Data for this task:
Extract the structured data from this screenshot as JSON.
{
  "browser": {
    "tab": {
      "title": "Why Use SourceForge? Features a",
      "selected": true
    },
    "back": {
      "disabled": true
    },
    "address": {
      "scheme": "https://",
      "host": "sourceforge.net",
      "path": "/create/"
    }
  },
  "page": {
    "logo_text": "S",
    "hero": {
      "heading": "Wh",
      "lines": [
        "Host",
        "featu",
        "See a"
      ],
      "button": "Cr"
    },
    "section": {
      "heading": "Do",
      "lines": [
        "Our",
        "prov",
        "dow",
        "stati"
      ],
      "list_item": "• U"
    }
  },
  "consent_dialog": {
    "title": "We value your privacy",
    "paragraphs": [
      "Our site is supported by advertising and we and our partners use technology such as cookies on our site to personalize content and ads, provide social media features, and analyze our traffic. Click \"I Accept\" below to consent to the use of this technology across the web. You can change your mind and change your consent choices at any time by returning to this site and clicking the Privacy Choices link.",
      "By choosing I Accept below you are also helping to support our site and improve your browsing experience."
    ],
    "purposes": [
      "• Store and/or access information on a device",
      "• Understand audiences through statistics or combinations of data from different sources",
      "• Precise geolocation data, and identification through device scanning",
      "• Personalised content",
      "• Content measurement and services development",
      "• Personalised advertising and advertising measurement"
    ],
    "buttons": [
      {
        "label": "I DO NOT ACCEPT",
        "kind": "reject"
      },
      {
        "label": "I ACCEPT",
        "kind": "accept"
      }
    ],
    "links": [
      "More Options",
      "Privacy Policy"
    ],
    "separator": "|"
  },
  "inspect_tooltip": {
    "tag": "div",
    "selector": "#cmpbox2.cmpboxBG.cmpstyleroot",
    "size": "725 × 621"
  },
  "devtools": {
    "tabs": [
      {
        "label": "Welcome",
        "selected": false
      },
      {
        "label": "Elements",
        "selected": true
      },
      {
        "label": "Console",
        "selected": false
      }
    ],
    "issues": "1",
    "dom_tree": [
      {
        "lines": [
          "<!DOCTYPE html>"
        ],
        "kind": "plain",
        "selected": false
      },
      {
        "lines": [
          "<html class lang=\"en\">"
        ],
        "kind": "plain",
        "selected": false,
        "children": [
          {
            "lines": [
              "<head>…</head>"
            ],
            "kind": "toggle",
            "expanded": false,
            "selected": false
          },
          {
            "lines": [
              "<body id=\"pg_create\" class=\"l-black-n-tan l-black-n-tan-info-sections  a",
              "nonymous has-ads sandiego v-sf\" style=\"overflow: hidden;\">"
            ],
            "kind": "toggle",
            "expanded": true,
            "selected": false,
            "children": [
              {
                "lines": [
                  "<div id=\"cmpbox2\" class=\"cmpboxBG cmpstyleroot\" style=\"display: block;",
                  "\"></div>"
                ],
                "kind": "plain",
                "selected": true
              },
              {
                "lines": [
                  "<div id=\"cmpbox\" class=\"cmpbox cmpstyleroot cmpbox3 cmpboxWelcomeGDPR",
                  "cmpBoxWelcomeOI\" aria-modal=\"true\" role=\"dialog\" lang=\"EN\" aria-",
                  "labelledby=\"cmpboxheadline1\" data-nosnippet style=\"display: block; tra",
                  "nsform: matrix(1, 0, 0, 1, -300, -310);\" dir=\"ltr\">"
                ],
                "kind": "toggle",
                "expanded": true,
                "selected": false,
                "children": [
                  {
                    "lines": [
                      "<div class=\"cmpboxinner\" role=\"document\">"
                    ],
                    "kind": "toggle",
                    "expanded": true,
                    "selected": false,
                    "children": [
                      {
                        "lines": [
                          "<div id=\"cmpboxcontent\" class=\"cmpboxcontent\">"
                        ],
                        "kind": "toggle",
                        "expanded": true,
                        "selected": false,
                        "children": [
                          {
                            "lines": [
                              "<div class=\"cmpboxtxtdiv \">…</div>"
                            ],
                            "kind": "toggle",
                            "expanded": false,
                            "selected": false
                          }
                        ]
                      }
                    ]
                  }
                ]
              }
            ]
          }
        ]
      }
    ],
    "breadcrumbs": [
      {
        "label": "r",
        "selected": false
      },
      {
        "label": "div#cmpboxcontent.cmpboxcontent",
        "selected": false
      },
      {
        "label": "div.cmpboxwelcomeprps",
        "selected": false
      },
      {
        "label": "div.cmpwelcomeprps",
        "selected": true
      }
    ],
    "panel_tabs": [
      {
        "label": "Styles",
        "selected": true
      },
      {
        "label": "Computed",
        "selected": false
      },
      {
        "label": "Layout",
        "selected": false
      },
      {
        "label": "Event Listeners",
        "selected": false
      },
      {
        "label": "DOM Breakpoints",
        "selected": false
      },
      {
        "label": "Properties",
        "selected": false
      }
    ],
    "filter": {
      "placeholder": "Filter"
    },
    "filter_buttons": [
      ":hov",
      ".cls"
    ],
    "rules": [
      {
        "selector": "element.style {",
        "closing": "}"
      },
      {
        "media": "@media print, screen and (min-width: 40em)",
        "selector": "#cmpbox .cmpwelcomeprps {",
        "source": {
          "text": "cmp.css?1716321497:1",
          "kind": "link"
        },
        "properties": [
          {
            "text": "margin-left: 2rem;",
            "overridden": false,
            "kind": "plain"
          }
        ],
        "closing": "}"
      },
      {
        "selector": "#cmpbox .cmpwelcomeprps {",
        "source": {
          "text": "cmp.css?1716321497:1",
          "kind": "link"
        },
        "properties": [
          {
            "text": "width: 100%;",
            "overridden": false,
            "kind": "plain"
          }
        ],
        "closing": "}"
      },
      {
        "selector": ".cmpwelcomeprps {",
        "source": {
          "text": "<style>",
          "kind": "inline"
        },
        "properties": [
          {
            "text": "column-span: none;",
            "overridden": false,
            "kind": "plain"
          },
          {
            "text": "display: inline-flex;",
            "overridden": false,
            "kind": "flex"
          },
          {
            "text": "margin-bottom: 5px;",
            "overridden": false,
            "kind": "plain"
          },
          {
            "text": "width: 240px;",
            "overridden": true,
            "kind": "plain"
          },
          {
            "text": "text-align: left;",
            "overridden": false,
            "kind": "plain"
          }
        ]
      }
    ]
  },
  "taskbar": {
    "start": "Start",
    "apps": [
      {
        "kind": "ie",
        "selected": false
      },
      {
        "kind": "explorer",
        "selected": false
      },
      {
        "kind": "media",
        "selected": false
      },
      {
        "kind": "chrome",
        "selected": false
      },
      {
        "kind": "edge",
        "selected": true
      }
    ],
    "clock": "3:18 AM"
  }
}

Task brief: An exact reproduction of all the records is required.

Answer box:
Extract the structured data from this screenshot as JSON.
{
  "browser": {
    "tab": {
      "title": "Why Use SourceForge? Features a",
      "selected": true
    },
    "back": {
      "disabled": true
    },
    "address": {
      "scheme": "https://",
      "host": "sourceforge.net",
      "path": "/create/"
    }
  },
  "page": {
    "logo_text": "S",
    "hero": {
      "heading": "Wh",
      "lines": [
        "Host",
        "featu",
        "See a"
      ],
      "button": "Cr"
    },
    "section": {
      "heading": "Do",
      "lines": [
        "Our",
        "prov",
        "dow",
        "stati"
      ],
      "list_item": "• U"
    }
  },
  "consent_dialog": {
    "title": "We value your privacy",
    "paragraphs": [
      "Our site is supported by advertising and we and our partners use technology such as cookies on our site to personalize content and ads, provide social media features, and analyze our traffic. Click \"I Accept\" below to consent to the use of this technology across the web. You can change your mind and change your consent choices at any time by returning to this site and clicking the Privacy Choices link.",
      "By choosing I Accept below you are also helping to support our site and improve your browsing experience."
    ],
    "purposes": [
      "• Store and/or access information on a device",
      "• Understand audiences through statistics or combinations of data from different sources",
      "• Precise geolocation data, and identification through device scanning",
      "• Personalised content",
      "• Content measurement and services development",
      "• Personalised advertising and advertising measurement"
    ],
    "buttons": [
      {
        "label": "I DO NOT ACCEPT",
        "kind": "reject"
      },
      {
        "label": "I ACCEPT",
        "kind": "accept"
      }
    ],
    "links": [
      "More Options",
      "Privacy Policy"
    ],
    "separator": "|"
  },
  "inspect_tooltip": {
    "tag": "div",
    "selector": "#cmpbox2.cmpboxBG.cmpstyleroot",
    "size": "725 × 621"
  },
  "devtools": {
    "tabs": [
      {
        "label": "Welcome",
        "selected": false
      },
      {
        "label": "Elements",
        "selected": true
      },
      {
        "label": "Console",
        "selected": false
      }
    ],
    "issues": "1",
    "dom_tree": [
      {
        "lines": [
          "<!DOCTYPE html>"
        ],
        "kind": "plain",
        "selected": false
      },
      {
        "lines": [
          "<html class lang=\"en\">"
        ],
        "kind": "plain",
        "selected": false,
        "children": [
          {
            "lines": [
              "<head>…</head>"
            ],
            "kind": "toggle",
            "expanded": false,
            "selected": false
          },
          {
            "lines": [
              "<body id=\"pg_create\" class=\"l-black-n-tan l-black-n-tan-info-sections  a",
              "nonymous has-ads sandiego v-sf\" style=\"overflow: hidden;\">"
            ],
            "kind": "toggle",
            "expanded": true,
            "selected": false,
            "children": [
              {
                "lines": [
                  "<div id=\"cmpbox2\" class=\"cmpboxBG cmpstyleroot\" style=\"display: block;",
                  "\"></div>"
                ],
                "kind": "plain",
                "selected": true
              },
              {
                "lines": [
                  "<div id=\"cmpbox\" class=\"cmpbox cmpstyleroot cmpbox3 cmpboxWelcomeGDPR",
                  "cmpBoxWelcomeOI\" aria-modal=\"true\" role=\"dialog\" lang=\"EN\" aria-",
                  "labelledby=\"cmpboxheadline1\" data-nosnippet style=\"display: block; tra",
                  "nsform: matrix(1, 0, 0, 1, -300, -310);\" dir=\"ltr\">"
                ],
                "kind": "toggle",
                "expanded": true,
                "selected": false,
                "children": [
                  {
                    "lines": [
                      "<div class=\"cmpboxinner\" role=\"document\">"
                    ],
                    "kind": "toggle",
                    "expanded": true,
                    "selected": false,
                    "children": [
                      {
                        "lines": [
                          "<div id=\"cmpboxcontent\" class=\"cmpboxcontent\">"
                        ],
                        "kind": "toggle",
                        "expanded": true,
                        "selected": false,
                        "children": [
                          {
                            "lines": [
                              "<div class=\"cmpboxtxtdiv \">…</div>"
                            ],
                            "kind": "toggle",
                            "expanded": false,
                            "selected": false
                          }
                        ]
                      }
                    ]
                  }
                ]
              }
            ]
          }
        ]
      }
    ],
    "breadcrumbs": [
      {
        "label": "r",
        "selected": false
      },
      {
        "label": "div#cmpboxcontent.cmpboxcontent",
        "selected": false
      },
      {
        "label": "div.cmpboxwelcomeprps",
        "selected": false
      },
      {
        "label": "div.cmpwelcomeprps",
        "selected": true
      }
    ],
    "panel_tabs": [
      {
        "label": "Styles",
        "selected": true
      },
      {
        "label": "Computed",
        "selected": false
      },
      {
        "label": "Layout",
        "selected": false
      },
      {
        "label": "Event Listeners",
        "selected": false
      },
      {
        "label": "DOM Breakpoints",
        "selected": false
      },
      {
        "label": "Properties",
        "selected": false
      }
    ],
    "filter": {
      "placeholder": "Filter"
    },
    "filter_buttons": [
      ":hov",
      ".cls"
    ],
    "rules": [
      {
        "selector": "element.style {",
        "closing": "}"
      },
      {
        "media": "@media print, screen and (min-width: 40em)",
        "selector": "#cmpbox .cmpwelcomeprps {",
        "source": {
          "text": "cmp.css?1716321497:1",
          "kind": "link"
        },
        "properties": [
          {
            "text": "margin-left: 2rem;",
            "overridden": false,
            "kind": "plain"
          }
        ],
        "closing": "}"
      },
      {
        "selector": "#cmpbox .cmpwelcomeprps {",
        "source": {
          "text": "cmp.css?1716321497:1",
          "kind": "link"
        },
        "properties": [
          {
            "text": "width: 100%;",
            "overridden": false,
            "kind": "plain"
          }
        ],
        "closing": "}"
      },
      {
        "selector": ".cmpwelcomeprps {",
        "source": {
          "text": "<style>",
          "kind": "inline"
        },
        "properties": [
          {
            "text": "column-span: none;",
            "overridden": false,
            "kind": "plain"
          },
          {
            "text": "display: inline-flex;",
            "overridden": false,
            "kind": "flex"
          },
          {
            "text": "margin-bottom: 5px;",
            "overridden": false,
            "kind": "plain"
          },
          {
            "text": "width: 240px;",
            "overridden": true,
            "kind": "plain"
          },
          {
            "text": "text-align: left;",
            "overridden": false,
            "kind": "plain"
          }
        ]
      }
    ]
  },
  "taskbar": {
    "start": "Start",
    "apps": [
      {
        "kind": "ie",
        "selected": false
      },
      {
        "kind": "explorer",
        "selected": false
      },
      {
        "kind": "media",
        "selected": false
      },
      {
        "kind": "chrome",
        "selected": false
      },
      {
        "kind": "edge",
        "selected": true
      }
    ],
    "clock": "3:18 AM"
  }
}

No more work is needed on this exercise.